● EXERCISE REQUIREMENTS: Go through the data and copy each line where the string "this" appears.

INPUT DATA Start Marker

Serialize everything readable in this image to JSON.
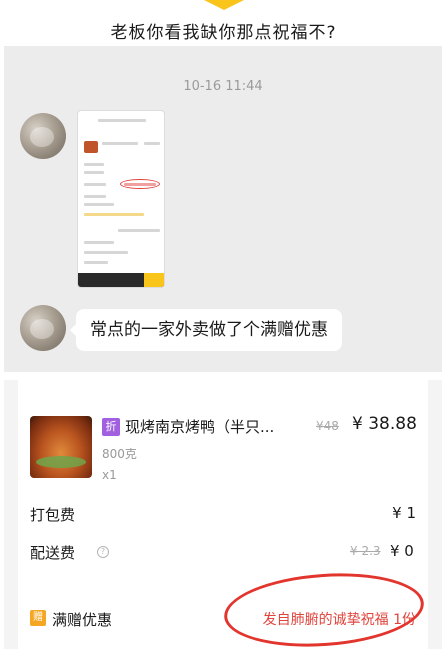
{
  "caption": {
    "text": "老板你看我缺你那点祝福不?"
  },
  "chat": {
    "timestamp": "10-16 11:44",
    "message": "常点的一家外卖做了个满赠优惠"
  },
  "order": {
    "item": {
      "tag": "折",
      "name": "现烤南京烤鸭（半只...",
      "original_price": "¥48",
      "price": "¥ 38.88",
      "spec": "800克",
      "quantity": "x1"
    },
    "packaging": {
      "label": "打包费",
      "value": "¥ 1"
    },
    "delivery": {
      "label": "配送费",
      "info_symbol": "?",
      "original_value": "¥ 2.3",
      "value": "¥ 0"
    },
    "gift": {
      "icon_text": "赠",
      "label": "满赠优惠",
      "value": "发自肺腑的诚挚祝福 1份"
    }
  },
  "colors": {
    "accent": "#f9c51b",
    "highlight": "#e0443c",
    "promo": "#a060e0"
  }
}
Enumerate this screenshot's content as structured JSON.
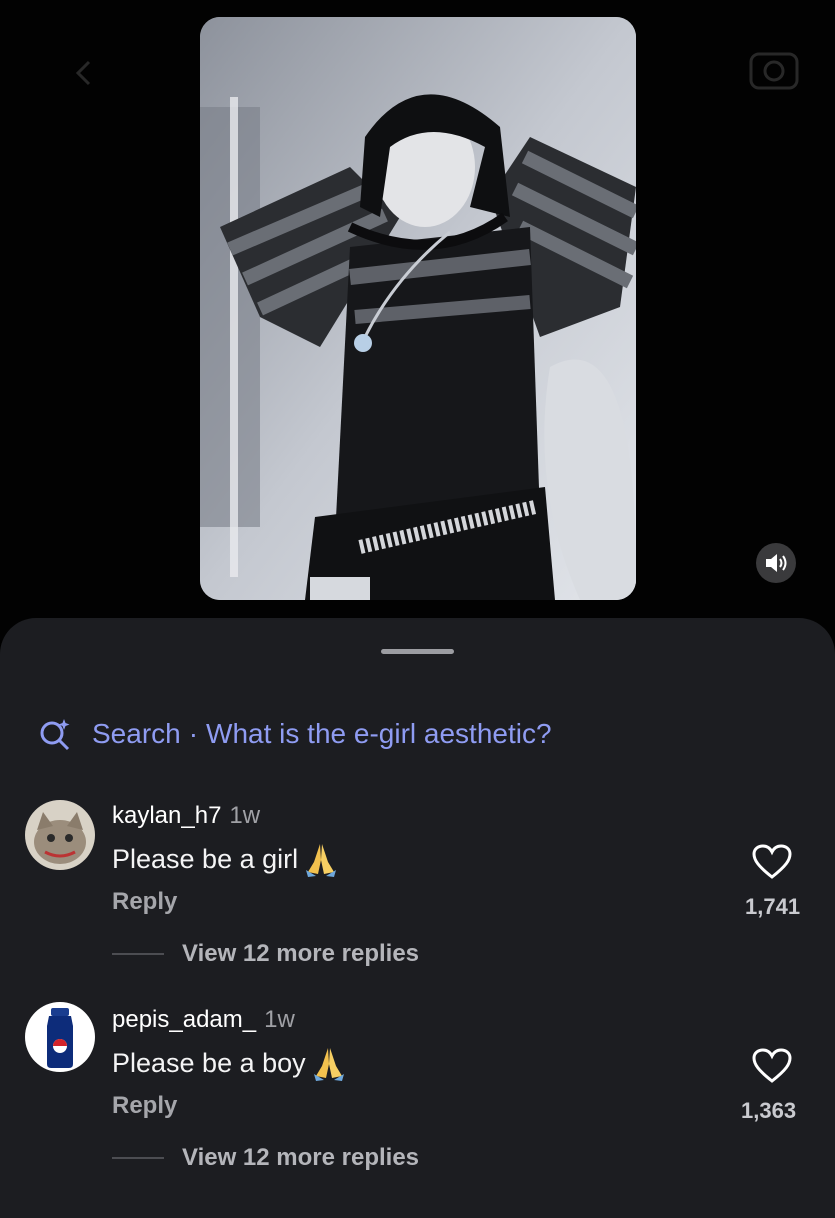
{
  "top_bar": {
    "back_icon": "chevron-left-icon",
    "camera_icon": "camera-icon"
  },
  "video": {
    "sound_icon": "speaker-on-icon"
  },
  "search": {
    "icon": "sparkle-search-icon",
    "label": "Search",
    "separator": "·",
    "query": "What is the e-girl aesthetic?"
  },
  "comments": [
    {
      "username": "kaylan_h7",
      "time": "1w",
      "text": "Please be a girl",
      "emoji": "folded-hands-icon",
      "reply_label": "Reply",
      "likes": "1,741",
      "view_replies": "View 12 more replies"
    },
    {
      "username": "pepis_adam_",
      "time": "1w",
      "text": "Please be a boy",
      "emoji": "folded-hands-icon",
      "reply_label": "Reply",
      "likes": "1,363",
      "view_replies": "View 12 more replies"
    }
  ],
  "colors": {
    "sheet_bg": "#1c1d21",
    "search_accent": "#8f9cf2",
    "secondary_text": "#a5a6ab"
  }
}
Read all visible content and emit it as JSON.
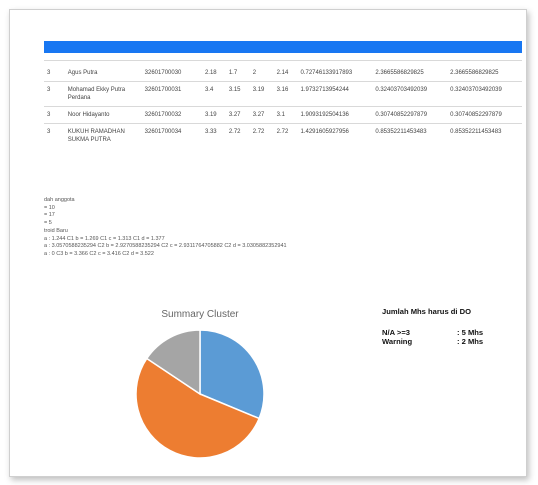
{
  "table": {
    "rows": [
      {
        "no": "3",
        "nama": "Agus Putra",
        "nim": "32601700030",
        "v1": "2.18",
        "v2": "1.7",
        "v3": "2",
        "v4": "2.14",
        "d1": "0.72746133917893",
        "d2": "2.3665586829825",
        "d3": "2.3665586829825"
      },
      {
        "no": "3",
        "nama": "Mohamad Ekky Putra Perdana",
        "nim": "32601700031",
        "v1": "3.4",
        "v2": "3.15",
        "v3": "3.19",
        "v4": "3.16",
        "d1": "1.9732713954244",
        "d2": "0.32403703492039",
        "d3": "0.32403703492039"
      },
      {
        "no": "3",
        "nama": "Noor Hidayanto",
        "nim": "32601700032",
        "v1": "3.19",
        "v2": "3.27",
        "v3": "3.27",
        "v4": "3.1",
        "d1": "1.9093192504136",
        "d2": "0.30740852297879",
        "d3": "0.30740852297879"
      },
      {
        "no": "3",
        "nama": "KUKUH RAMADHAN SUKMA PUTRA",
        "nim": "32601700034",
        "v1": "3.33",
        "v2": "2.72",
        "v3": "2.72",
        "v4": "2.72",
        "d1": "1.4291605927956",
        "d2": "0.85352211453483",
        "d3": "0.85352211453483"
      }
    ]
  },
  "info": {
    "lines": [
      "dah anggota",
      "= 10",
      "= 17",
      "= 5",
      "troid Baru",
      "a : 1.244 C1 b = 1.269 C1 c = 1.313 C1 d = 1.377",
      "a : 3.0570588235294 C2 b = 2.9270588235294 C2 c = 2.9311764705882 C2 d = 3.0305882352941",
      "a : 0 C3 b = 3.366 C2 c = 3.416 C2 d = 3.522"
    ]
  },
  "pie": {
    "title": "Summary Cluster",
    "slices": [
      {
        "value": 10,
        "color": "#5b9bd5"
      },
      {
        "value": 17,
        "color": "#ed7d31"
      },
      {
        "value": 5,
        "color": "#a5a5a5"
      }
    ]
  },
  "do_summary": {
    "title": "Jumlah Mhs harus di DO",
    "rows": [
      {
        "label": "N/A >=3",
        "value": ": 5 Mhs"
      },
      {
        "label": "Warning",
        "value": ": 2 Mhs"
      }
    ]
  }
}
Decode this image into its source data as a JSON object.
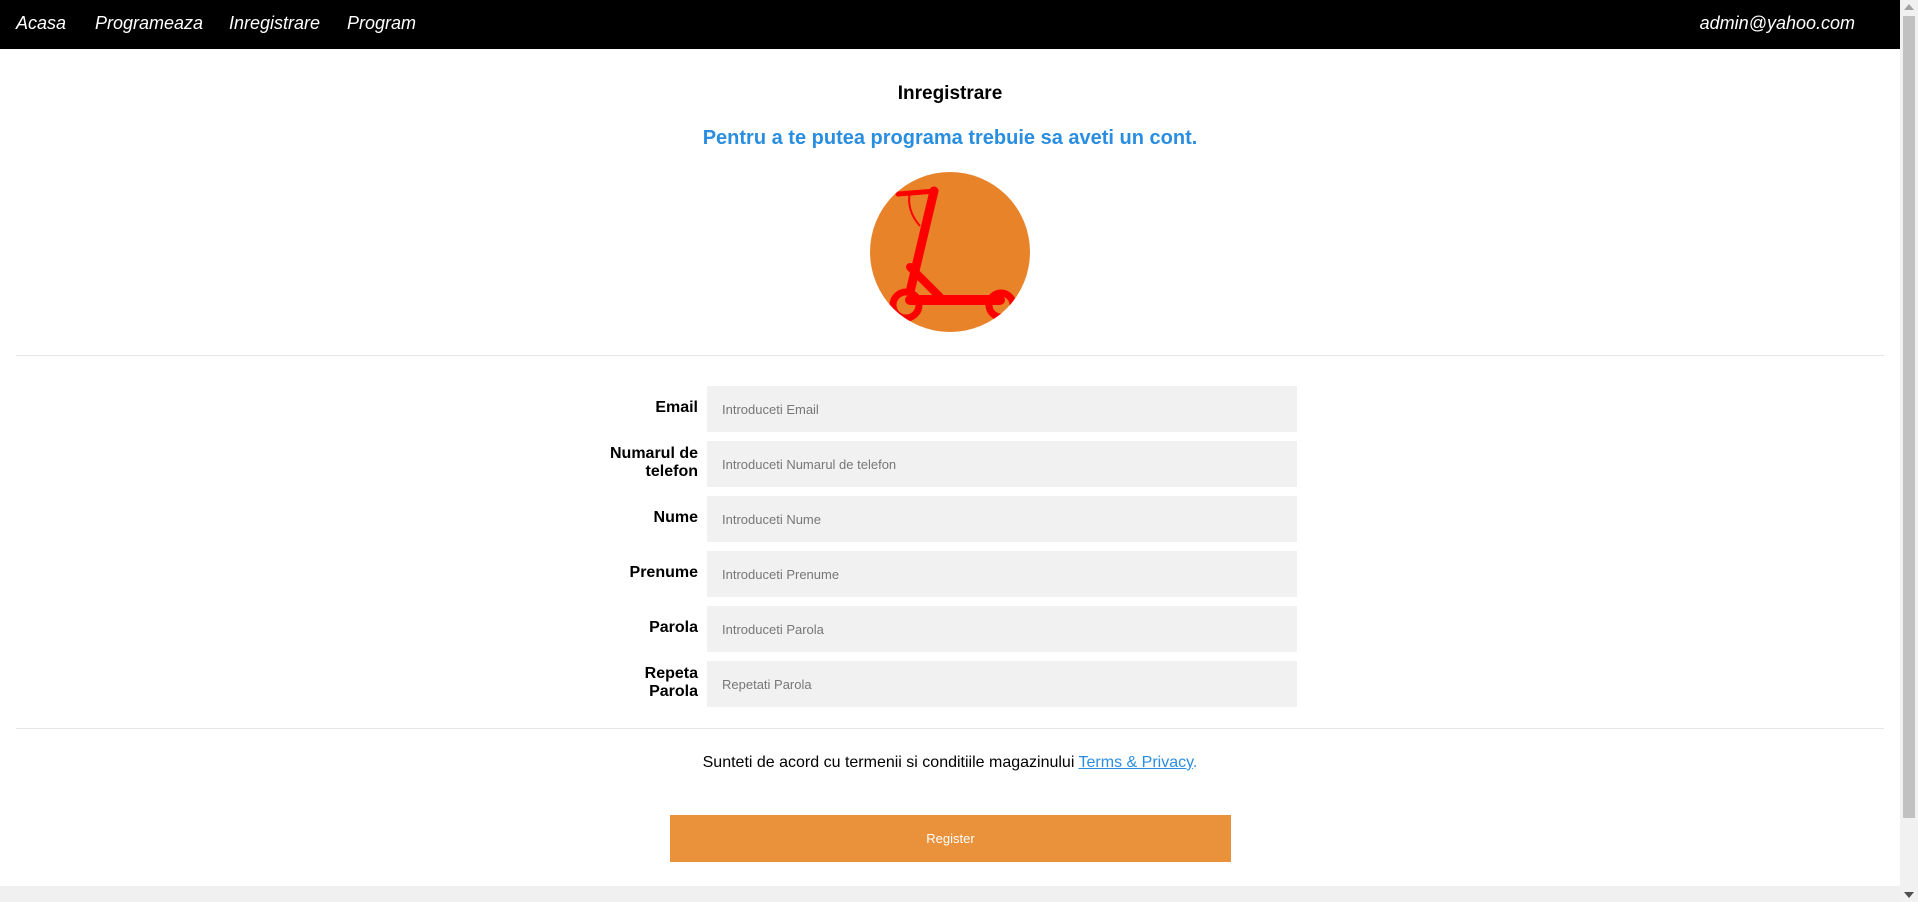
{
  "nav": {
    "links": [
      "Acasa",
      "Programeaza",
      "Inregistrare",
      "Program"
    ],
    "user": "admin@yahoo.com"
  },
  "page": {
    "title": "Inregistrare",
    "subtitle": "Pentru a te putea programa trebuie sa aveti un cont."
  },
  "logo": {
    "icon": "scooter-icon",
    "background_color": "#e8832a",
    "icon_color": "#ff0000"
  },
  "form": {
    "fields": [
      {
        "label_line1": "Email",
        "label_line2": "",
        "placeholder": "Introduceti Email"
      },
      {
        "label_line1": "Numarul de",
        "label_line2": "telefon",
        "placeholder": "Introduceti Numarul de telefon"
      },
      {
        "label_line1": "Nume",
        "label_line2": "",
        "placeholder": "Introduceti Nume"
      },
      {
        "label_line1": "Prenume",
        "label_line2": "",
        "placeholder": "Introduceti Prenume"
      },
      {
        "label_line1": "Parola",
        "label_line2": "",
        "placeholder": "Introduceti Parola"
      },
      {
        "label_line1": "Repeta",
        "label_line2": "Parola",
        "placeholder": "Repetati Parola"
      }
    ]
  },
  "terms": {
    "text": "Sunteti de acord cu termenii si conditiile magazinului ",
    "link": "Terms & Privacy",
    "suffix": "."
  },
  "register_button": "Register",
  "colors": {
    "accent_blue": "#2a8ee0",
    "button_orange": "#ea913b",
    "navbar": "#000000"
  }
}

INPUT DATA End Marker

● PROBLEM SOLUTION:
Serialize everything readable in this image to JSON.
Enumerate this screenshot's content as structured JSON.
Decode this image into its source data as a JSON object.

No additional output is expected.